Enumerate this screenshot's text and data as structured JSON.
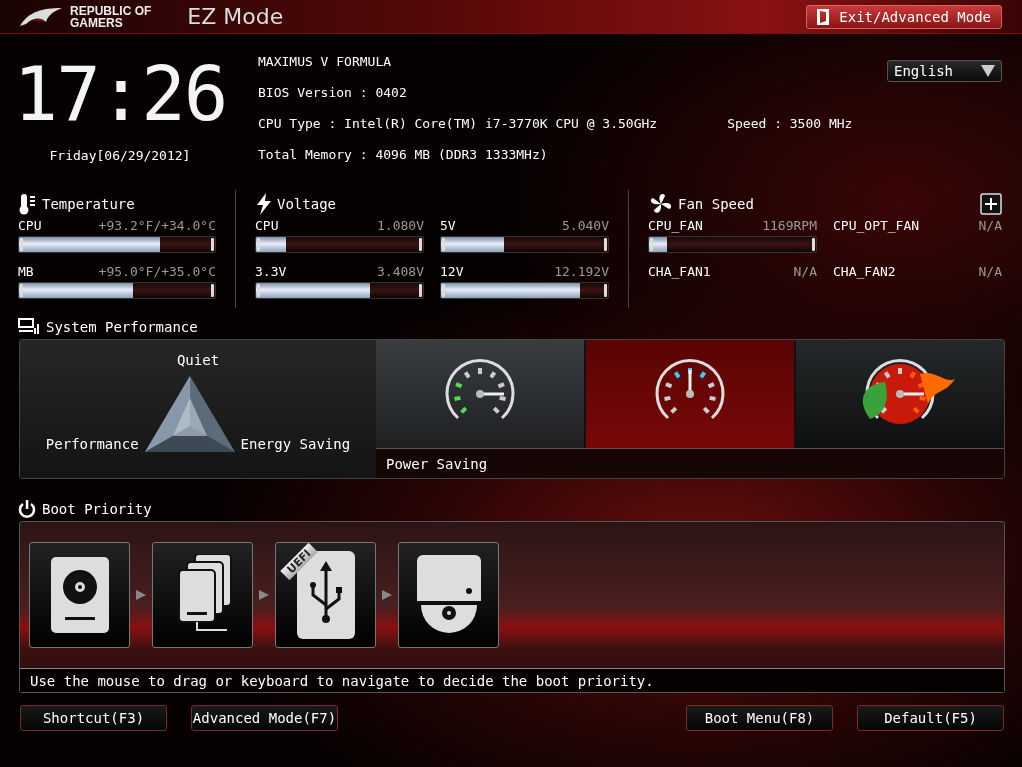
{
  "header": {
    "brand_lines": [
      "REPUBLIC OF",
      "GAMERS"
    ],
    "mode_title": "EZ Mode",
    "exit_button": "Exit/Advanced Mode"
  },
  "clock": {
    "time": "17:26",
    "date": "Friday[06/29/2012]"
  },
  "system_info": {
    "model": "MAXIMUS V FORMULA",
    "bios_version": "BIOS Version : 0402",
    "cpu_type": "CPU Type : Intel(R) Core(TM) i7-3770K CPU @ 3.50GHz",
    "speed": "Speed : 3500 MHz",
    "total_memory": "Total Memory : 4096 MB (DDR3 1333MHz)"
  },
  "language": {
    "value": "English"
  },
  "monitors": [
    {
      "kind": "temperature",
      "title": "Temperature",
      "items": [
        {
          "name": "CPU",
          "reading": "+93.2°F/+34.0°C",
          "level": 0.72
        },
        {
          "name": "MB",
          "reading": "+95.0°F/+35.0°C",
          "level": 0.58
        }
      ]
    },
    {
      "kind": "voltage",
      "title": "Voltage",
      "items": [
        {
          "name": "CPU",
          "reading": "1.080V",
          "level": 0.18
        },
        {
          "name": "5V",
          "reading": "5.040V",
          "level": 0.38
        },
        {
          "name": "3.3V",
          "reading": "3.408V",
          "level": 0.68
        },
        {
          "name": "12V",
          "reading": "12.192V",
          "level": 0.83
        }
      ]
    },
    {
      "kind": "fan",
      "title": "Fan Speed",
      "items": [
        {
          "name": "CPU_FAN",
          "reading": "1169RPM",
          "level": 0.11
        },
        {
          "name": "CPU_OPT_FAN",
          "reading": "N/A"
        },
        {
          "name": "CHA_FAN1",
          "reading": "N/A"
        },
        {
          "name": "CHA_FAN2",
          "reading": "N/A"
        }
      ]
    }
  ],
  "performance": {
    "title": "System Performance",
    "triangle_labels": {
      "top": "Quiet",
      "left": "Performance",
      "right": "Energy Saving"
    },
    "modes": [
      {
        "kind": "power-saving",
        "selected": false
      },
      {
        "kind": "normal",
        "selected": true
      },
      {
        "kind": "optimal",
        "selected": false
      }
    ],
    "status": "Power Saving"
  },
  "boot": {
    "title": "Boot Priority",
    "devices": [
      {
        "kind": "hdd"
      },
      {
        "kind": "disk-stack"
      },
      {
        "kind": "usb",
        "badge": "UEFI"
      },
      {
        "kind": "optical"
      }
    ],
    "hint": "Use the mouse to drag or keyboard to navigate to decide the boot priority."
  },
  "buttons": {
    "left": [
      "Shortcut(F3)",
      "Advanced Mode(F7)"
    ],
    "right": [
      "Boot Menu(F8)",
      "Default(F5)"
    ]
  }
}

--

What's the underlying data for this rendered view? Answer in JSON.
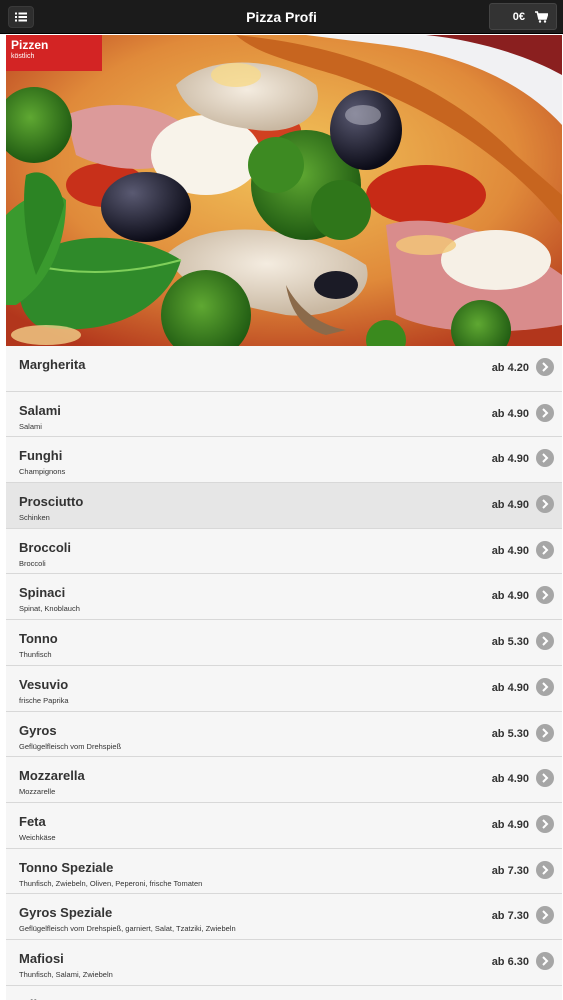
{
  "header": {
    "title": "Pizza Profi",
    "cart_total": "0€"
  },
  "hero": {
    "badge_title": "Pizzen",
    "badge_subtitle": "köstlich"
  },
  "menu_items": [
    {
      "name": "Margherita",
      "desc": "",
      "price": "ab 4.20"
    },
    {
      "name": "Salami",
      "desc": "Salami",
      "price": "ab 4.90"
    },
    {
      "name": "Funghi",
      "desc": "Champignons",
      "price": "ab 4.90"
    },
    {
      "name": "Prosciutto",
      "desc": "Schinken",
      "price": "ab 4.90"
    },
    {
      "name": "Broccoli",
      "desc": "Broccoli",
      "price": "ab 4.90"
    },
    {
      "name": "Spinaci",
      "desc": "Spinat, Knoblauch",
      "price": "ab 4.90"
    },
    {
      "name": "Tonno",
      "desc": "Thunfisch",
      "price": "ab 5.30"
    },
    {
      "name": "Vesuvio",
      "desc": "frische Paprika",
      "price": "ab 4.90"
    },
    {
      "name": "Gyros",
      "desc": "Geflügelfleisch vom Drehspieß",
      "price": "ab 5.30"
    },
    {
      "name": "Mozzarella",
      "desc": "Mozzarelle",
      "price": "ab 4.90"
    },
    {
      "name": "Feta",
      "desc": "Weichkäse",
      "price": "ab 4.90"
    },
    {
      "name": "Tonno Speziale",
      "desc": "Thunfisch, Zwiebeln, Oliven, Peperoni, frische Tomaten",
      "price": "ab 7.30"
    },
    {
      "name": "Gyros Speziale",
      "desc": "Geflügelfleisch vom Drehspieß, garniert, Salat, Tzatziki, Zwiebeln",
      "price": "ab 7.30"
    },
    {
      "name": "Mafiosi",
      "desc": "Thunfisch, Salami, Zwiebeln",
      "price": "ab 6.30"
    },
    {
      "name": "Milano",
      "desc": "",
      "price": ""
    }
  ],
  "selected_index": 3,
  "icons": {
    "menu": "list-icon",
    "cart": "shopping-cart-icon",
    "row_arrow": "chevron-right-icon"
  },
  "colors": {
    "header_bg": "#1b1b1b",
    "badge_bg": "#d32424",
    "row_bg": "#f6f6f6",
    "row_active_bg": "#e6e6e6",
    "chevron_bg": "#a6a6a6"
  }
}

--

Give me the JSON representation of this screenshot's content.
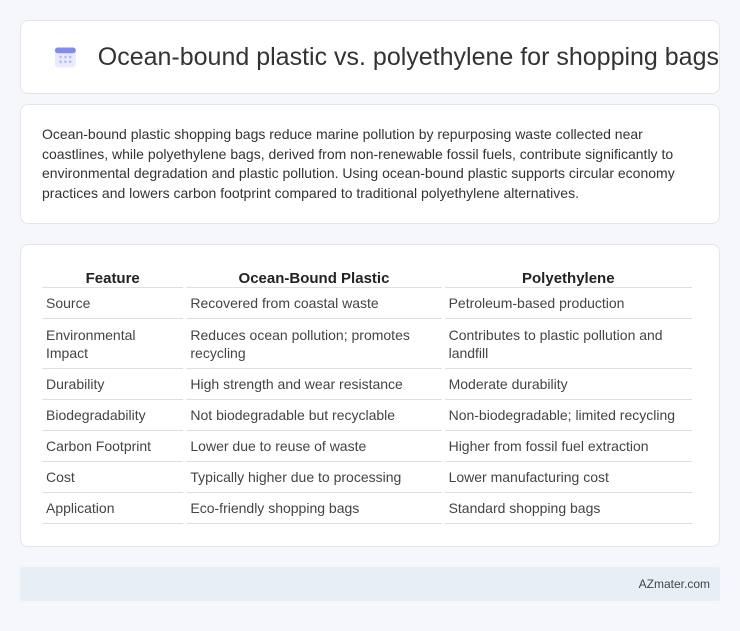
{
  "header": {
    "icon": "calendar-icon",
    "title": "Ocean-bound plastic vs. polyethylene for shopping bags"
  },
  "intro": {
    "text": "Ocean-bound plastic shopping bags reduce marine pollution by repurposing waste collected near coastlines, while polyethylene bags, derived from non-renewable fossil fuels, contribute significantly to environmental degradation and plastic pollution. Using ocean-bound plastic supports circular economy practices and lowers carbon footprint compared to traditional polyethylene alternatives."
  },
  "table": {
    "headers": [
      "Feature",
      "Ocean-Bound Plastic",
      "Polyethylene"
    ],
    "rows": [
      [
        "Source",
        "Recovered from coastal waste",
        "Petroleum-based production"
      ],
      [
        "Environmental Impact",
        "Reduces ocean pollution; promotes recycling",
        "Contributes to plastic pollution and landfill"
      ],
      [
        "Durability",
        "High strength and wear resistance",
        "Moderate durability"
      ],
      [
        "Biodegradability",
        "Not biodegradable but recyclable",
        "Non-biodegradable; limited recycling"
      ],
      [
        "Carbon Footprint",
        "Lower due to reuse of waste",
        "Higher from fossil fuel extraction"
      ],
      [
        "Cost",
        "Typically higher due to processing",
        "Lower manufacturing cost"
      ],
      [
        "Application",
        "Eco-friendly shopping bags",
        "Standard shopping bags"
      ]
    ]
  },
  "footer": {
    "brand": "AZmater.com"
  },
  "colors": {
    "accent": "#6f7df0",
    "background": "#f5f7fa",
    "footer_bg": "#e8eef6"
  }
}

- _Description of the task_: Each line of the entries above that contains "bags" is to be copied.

- _Task output_:
    "title": "Ocean-bound plastic vs. polyethylene for shopping bags"
    "text": "Ocean-bound plastic shopping bags reduce marine pollution by repurposing waste collected near coastlines, while polyethylene bags, derived from non-renewable fossil fuels, contribute significantly to environmental degradation and plastic pollution. Using ocean-bound plastic supports circular economy practices and lowers carbon footprint compared to traditional polyethylene alternatives."
        "Eco-friendly shopping bags",
        "Standard shopping bags"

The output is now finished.